Temple Emeth Shalom
is no solution to violence
Regarding the Dec. 19 letter, "Time has come to arm teachers":
The writer suggests that the only way to end school violence is to arm the teachers. What an unthinkable message this would send to our youth.
The proposal fails to address a basic contradiction: If a teacher's weapon were kept secured from schoolchildren, it would not be available for use when a gunman enters the classroom. On the other hand, if it were loaded and available, then it would be possible for a pupil to get it and possibly injure or kill another pupil or teacher. How many children are killed each year by guns that are found in private homes?
Consider what happened in Newtown. An intruder wielding a powerful assault weapon burst into a classroom and opened fire. Anyone not similarly armed would have suffered the same fate as an unarmed teacher.
Perhaps having armed security personnel may be a partial solution. Certainly much consideration should be given to security devices and procedures that would keep potential shooters out of schools as well as other public buildings.

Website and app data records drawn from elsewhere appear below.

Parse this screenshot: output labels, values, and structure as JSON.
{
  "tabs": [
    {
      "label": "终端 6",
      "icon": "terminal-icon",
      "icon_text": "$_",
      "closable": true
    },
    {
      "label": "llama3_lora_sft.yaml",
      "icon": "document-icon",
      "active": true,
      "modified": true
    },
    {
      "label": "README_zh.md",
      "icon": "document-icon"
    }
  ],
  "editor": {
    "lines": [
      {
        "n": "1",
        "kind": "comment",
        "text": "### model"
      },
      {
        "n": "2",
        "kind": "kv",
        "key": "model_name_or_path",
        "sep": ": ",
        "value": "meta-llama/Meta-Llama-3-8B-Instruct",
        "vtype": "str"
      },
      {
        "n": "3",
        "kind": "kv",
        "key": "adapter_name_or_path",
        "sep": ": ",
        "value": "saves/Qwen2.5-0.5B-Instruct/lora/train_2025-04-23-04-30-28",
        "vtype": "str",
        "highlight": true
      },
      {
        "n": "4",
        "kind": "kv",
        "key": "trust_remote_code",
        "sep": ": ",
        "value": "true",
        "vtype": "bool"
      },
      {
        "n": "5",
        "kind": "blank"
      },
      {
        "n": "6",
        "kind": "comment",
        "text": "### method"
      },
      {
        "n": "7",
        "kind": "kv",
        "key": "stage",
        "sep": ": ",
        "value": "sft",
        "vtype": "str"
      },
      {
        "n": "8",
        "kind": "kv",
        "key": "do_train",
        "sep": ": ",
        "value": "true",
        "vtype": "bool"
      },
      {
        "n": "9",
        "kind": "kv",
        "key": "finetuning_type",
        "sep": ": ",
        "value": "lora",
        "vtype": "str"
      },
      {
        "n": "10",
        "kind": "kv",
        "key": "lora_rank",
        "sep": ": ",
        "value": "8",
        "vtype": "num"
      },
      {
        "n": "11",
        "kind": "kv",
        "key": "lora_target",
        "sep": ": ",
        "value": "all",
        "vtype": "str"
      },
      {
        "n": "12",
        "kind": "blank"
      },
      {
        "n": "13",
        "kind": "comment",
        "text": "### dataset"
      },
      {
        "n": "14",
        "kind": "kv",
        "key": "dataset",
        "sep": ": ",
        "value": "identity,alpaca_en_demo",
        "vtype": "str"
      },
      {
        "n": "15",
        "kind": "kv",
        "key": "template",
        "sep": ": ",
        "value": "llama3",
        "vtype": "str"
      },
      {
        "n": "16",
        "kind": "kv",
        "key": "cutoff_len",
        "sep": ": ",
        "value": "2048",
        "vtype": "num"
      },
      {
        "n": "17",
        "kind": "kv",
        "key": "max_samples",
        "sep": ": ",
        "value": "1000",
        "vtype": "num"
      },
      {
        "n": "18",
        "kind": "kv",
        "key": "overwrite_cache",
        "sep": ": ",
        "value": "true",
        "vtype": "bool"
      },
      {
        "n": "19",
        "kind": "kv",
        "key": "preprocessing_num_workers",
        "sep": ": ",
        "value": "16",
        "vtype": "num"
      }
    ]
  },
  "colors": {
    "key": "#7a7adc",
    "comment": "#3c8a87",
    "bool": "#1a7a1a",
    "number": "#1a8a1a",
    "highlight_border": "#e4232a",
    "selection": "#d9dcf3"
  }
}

I am eager to see what solutions Vice President Joe Biden's commission proposes. In the meantime, we can hope that the National Rifle Association will take a leadership role in promoting more responsible gun ownership and the reduction or outright banning of assault weapon ownership.
Acts of deranged few
should not limit rights
Regarding the recent shootings at a Connecticut elementary school and other recent acts of violence:
We should not forget that all these horrendous killings have been committed by only a small handful of deranged individuals within a population of 315 million people. Yes, these crimes are sensational and devastating, but they should not infringe on our constitutional right to bear arms to defend ourselves.
As our country and world become more populated and complex, such incidents will no doubt increase. The proverbial 5 percent of any population or group will always be outside the mainstream of law or normal behavior. A legally armed society needs the rights to defend itself from these minority outlaws and deranged individuals.
It is the individual and his or her intent for violence that creates harm, not the tools used to carry out the act. For example, in China, knives and poison in the hands of only three or four people murdered close to 40 children last year. In Atlantic City recently, a deranged woman stabbed to death two innocent victims with a knife. If not for the presence of a police officer, more might have been injured.
The emphasis should be on identifying and treating those anti-social and mentally ill people, including institutionalizing them if necessary. Unfortunately, the reality is that we can never stop criminal and aberrant behavior, but reducing it should be the priority and goal. Common sense and not emotional reactions should prevail.
GILES G. FOX
Our children grow up
in a no-man's land
There is always a lot of talk about the need to take back our streets to commence a campaign against violence. As an educator for 54 years, I think we should first worry about taking back our own homes.
We have too many children who live in no-man's land situations within their own homes. Many must fend for themselves as there is little or no semblance of order, discipline or respect. Something as simple as a time and a place for meals has disappeared.
The kitchen refrigerator has become the nerve center and message center for family members who come and go like ships in the night.
Teens have become adept at deception, hiding pot, booze and pornography in places never visited by parents.
Teenage girls who engage in premarital sex don't get pregnant in the back seat of their boyfriend's car today, but often in the comfort of their pink bedroom while parents are on vacation or in the recreation room sipping a martini or smoking a joint.
Frequently, we grandparents are asked for video games as gifts on special occasions. Only recently have I become aware of the violence and carnage portrayed in many of these games. Teens are learning how to shoot and kill with Green Beret sniper accuracy.
Playing these video games repeatedly suggests to them that death has no finality to it as they continue to shoot at life-like images whom they may have assassinated the previous day.